──────── Records provided ────────

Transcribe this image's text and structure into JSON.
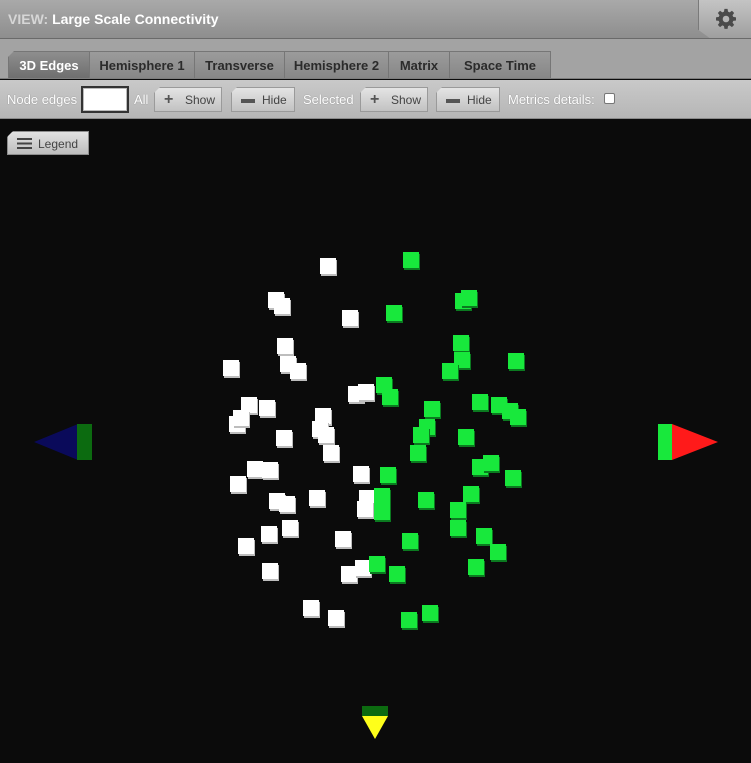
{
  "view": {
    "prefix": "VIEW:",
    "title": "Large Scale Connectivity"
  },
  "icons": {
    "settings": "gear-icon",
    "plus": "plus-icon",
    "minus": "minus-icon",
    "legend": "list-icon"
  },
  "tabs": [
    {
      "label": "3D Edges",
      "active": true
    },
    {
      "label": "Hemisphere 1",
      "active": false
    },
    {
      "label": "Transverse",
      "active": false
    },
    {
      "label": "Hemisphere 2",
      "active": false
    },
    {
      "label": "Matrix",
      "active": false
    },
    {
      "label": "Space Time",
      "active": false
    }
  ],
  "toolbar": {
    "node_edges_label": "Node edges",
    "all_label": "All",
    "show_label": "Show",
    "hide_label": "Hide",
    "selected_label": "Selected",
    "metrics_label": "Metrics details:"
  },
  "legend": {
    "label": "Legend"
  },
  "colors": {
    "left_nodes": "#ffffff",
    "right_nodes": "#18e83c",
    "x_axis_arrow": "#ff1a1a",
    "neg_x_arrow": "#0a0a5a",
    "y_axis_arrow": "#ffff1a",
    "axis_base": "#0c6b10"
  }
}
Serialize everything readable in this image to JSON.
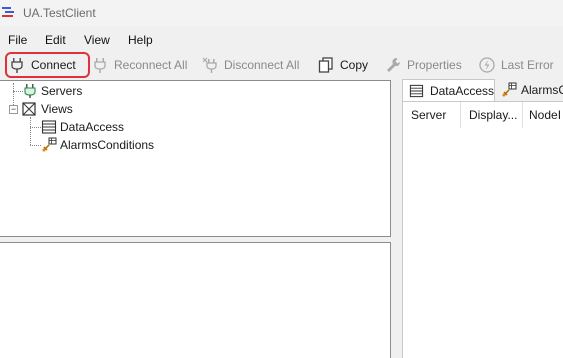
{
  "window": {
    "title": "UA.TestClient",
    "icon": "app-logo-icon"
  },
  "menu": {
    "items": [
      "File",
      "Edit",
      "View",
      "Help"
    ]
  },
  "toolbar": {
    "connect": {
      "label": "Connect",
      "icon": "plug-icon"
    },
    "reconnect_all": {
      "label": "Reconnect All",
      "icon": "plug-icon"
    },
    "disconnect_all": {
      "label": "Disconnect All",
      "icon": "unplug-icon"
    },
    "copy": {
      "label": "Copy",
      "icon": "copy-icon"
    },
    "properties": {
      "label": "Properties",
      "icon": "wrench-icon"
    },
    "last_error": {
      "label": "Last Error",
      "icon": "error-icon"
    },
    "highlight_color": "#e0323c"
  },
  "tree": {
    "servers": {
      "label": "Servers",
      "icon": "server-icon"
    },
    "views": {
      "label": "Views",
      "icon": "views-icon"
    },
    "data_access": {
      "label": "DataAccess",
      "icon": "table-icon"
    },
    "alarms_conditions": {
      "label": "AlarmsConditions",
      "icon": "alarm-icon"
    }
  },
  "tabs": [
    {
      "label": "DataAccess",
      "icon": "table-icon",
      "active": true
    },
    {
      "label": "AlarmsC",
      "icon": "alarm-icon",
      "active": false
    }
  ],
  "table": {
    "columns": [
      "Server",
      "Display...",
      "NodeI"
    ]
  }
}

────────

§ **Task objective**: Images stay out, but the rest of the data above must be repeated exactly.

§ **Task result**:
Transcribe this image's text and structure into JSON.
{
  "view": {
    "prefix": "VIEW:",
    "title": "Large Scale Connectivity"
  },
  "icons": {
    "settings": "gear-icon",
    "plus": "plus-icon",
    "minus": "minus-icon",
    "legend": "list-icon"
  },
  "tabs": [
    {
      "label": "3D Edges",
      "active": true
    },
    {
      "label": "Hemisphere 1",
      "active": false
    },
    {
      "label": "Transverse",
      "active": false
    },
    {
      "label": "Hemisphere 2",
      "active": false
    },
    {
      "label": "Matrix",
      "active": false
    },
    {
      "label": "Space Time",
      "active": false
    }
  ],
  "toolbar": {
    "node_edges_label": "Node edges",
    "all_label": "All",
    "show_label": "Show",
    "hide_label": "Hide",
    "selected_label": "Selected",
    "metrics_label": "Metrics details:"
  },
  "legend": {
    "label": "Legend"
  },
  "colors": {
    "left_nodes": "#ffffff",
    "right_nodes": "#18e83c",
    "x_axis_arrow": "#ff1a1a",
    "neg_x_arrow": "#0a0a5a",
    "y_axis_arrow": "#ffff1a",
    "axis_base": "#0c6b10"
  }
}
Serialize everything readable in this image to JSON.
{
  "window": {
    "title": "UA.TestClient",
    "icon": "app-logo-icon"
  },
  "menu": {
    "items": [
      "File",
      "Edit",
      "View",
      "Help"
    ]
  },
  "toolbar": {
    "connect": {
      "label": "Connect",
      "icon": "plug-icon"
    },
    "reconnect_all": {
      "label": "Reconnect All",
      "icon": "plug-icon"
    },
    "disconnect_all": {
      "label": "Disconnect All",
      "icon": "unplug-icon"
    },
    "copy": {
      "label": "Copy",
      "icon": "copy-icon"
    },
    "properties": {
      "label": "Properties",
      "icon": "wrench-icon"
    },
    "last_error": {
      "label": "Last Error",
      "icon": "error-icon"
    },
    "highlight_color": "#e0323c"
  },
  "tree": {
    "servers": {
      "label": "Servers",
      "icon": "server-icon"
    },
    "views": {
      "label": "Views",
      "icon": "views-icon"
    },
    "data_access": {
      "label": "DataAccess",
      "icon": "table-icon"
    },
    "alarms_conditions": {
      "label": "AlarmsConditions",
      "icon": "alarm-icon"
    }
  },
  "tabs": [
    {
      "label": "DataAccess",
      "icon": "table-icon",
      "active": true
    },
    {
      "label": "AlarmsC",
      "icon": "alarm-icon",
      "active": false
    }
  ],
  "table": {
    "columns": [
      "Server",
      "Display...",
      "NodeI"
    ]
  }
}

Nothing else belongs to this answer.